China's vice president, Xi is due to take over as Communist Party head later this year and as president next year as the country transitions to a new generation of leaders. His prolonged and unexplained disappearance has sparked rumors and raised questions about the stability of the succession process.
For a fourth consecutive day, Foreign Ministry spokesman Hong Lei refused to offer any information on Xi.
Early rumors said Xi, 59, threw his back out swimming or pulled a muscle playing football. As the days passed, the speculation escalated to more serious conditions, including a heart attack, stroke, or emergency surgery.
And on Thursday, Hong Kong's Information Center for Human Rights and Democracy said a small cancerous growth had been discovered on Xi's liver on Sept. 2 and that he had undergone surgery to remove it this week at the elite military 301 Hospital in Beijing. The center said he was expected to reappear in public next week.
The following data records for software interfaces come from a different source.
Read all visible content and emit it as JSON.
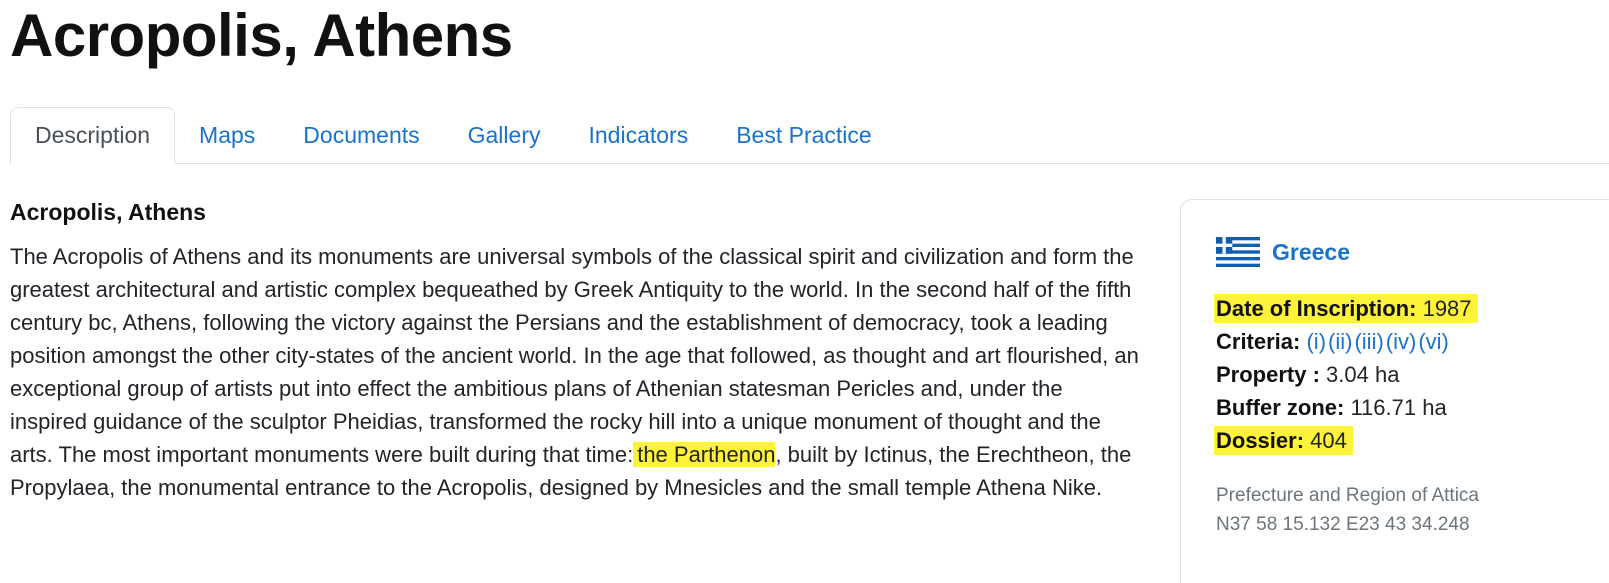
{
  "page": {
    "title": "Acropolis, Athens"
  },
  "tabs": [
    {
      "label": "Description",
      "active": true
    },
    {
      "label": "Maps",
      "active": false
    },
    {
      "label": "Documents",
      "active": false
    },
    {
      "label": "Gallery",
      "active": false
    },
    {
      "label": "Indicators",
      "active": false
    },
    {
      "label": "Best Practice",
      "active": false
    }
  ],
  "main": {
    "section_title": "Acropolis, Athens",
    "description": {
      "before_highlight": "The Acropolis of Athens and its monuments are universal symbols of the classical spirit and civilization and form the greatest architectural and artistic complex bequeathed by Greek Antiquity to the world. In the second half of the fifth century bc, Athens, following the victory against the Persians and the establishment of democracy, took a leading position amongst the other city-states of the ancient world. In the age that followed, as thought and art flourished, an exceptional group of artists put into effect the ambitious plans of Athenian statesman Pericles and, under the inspired guidance of the sculptor Pheidias, transformed the rocky hill into a unique monument of thought and the arts. The most important monuments were built during that time:",
      "highlight": "the Parthenon",
      "after_highlight": ", built by Ictinus, the Erechtheon, the Propylaea, the monumental entrance to the Acropolis, designed by Mnesicles and the small temple Athena Nike."
    }
  },
  "sidebar": {
    "country": "Greece",
    "flag_icon": "greece-flag-icon",
    "highlight_color": "#fff23a",
    "link_color": "#1a73c8",
    "facts": {
      "date_label": "Date of Inscription:",
      "date_value": "1987",
      "criteria_label": "Criteria:",
      "criteria": [
        "(i)",
        "(ii)",
        "(iii)",
        "(iv)",
        "(vi)"
      ],
      "property_label": "Property :",
      "property_value": "3.04 ha",
      "buffer_label": "Buffer zone:",
      "buffer_value": "116.71 ha",
      "dossier_label": "Dossier:",
      "dossier_value": "404"
    },
    "location": {
      "region": "Prefecture and Region of Attica",
      "coordinates": "N37 58 15.132 E23 43 34.248"
    }
  }
}
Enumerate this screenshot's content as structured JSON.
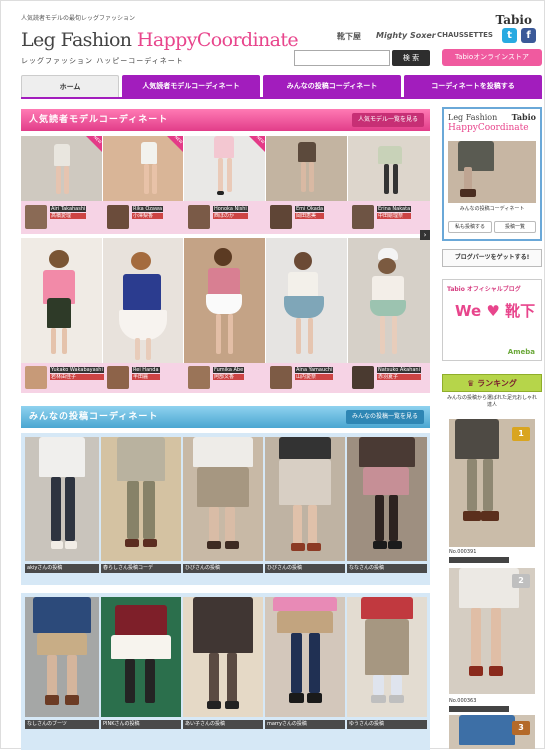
{
  "header": {
    "tagline": "人気読者モデルの最旬レッグファッション",
    "logo_a": "Leg Fashion ",
    "logo_b": "HappyCoordinate",
    "logo_sub": "レッグファッション ハッピーコーディネート",
    "brands": [
      "靴下屋",
      "Mighty Soxer",
      "CHAUSSETTES"
    ],
    "tabio_logo": "Tabio",
    "twitter_glyph": "t",
    "facebook_glyph": "f",
    "search_button": "検 索",
    "search_placeholder": "",
    "store_button": "Tabioオンラインストア"
  },
  "nav": {
    "tabs": [
      {
        "label": "ホーム"
      },
      {
        "label": "人気読者モデルコーディネート"
      },
      {
        "label": "みんなの投稿コーディネート"
      },
      {
        "label": "コーディネートを投稿する"
      }
    ]
  },
  "models_section": {
    "title": "人気読者モデルコーディネート",
    "more": "人気モデル一覧を見る",
    "badge": "NEW",
    "row1": [
      {
        "en": "Airi Takahashi",
        "jp": "高橋愛理"
      },
      {
        "en": "Rika Ozawa",
        "jp": "小澤梨香"
      },
      {
        "en": "Honoka Nishi",
        "jp": "西ほのか"
      },
      {
        "en": "Emi Okada",
        "jp": "岡田恵美"
      },
      {
        "en": "Erina Nakata",
        "jp": "中田絵理奈"
      }
    ],
    "row2": [
      {
        "en": "Yukako Wakabayashi",
        "jp": "若林由佳子"
      },
      {
        "en": "Rei Handa",
        "jp": "半田麗"
      },
      {
        "en": "Fumika Abe",
        "jp": "阿部文香"
      },
      {
        "en": "Aina Yamauchi",
        "jp": "山内愛奈"
      },
      {
        "en": "Natsuko Akahani",
        "jp": "赤羽夏子"
      }
    ]
  },
  "posts_section": {
    "title": "みんなの投稿コーディネート",
    "more": "みんなの投稿一覧を見る",
    "row1": [
      "akiyさんの投稿",
      "春らしさん投稿コーデ",
      "ひびさんの投稿",
      "ひびさんの投稿",
      "ななさんの投稿"
    ],
    "row2": [
      "なしさんのブーツ",
      "PINKさんの投稿",
      "あい子さんの投稿",
      "marryさんの投稿",
      "ゆうさんの投稿"
    ]
  },
  "sidebar": {
    "box_logo_a": "Leg Fashion",
    "box_logo_tabio": "Tabio",
    "box_logo_b": "HappyCoordinate",
    "box_caption": "みんなの投稿コーディネート",
    "btn_post": "私も投稿する",
    "btn_list": "投稿一覧",
    "blog_parts": "ブログパーツをゲットする!",
    "blog_title": "Tabio オフィシャルブログ",
    "blog_text": "We ♥ 靴下",
    "blog_powered": "Ameba",
    "ranking_title": "ランキング",
    "ranking_sub": "みんなの投稿から選ばれた足元おしゃれ達人",
    "rank1_no": "No.000391",
    "rank2_no": "No.000363",
    "rank_nums": [
      "1",
      "2",
      "3"
    ]
  },
  "colors": {
    "accent_pink": "#e8458c",
    "nav_purple": "#a21dbd",
    "section_blue": "#4aa6d1",
    "ranking_green": "#b6d54a"
  }
}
A man who answered the phone at the hospital's administrative office said he did not know whether Xi was being treated there. But he dismissed reports on Xi's condition as guesswork.
"I can say that these can definitely be only rumors. Information about the leaders' health is a big secret, known only to people at the highest levels," said the man, who refused to give his name because he wasn't authorized to speak to the media.
The silence on Xi isn't unusual, since China's top leaders live and work in isolation and information about leading personnel is only released after it has been carefully molded for positive effect. While the ruling party has become more sensitive to public opinion over nationalism and social unrest, it reverts to its roots as a clandestine organization when it comes to the leaders' private lives.
But the leader-in-waiting's sudden disappearance on the eve of his ascension comes during a year full of unforeseen political developments that had already threatened hopes for a smooth party leadership transition.
Most notably, the case of Bo Xilai, one of China's most charismatic and ambitious politicians who fell from power in March, remains unsettled. Bo's downfall sparked a dramatic scandal that led to his wife's conviction for murdering a British businessman.
If Xi's absence were to linger, it might also disrupt plans for the party congress —widely expected in late October — where Xi is to succeed Hu as party leader. The dates for the congress, held once every five years, were expected to be announced following a meeting of the 25-member Politburo this month, but it may be delayed if Xi remains out of action.
It isn't clear what would happen if Xi was indisposed for long. The party has never institutionalized its succession process, and the formula by which Xi was picked as Hu's successor five years ago remains a mystery to insiders.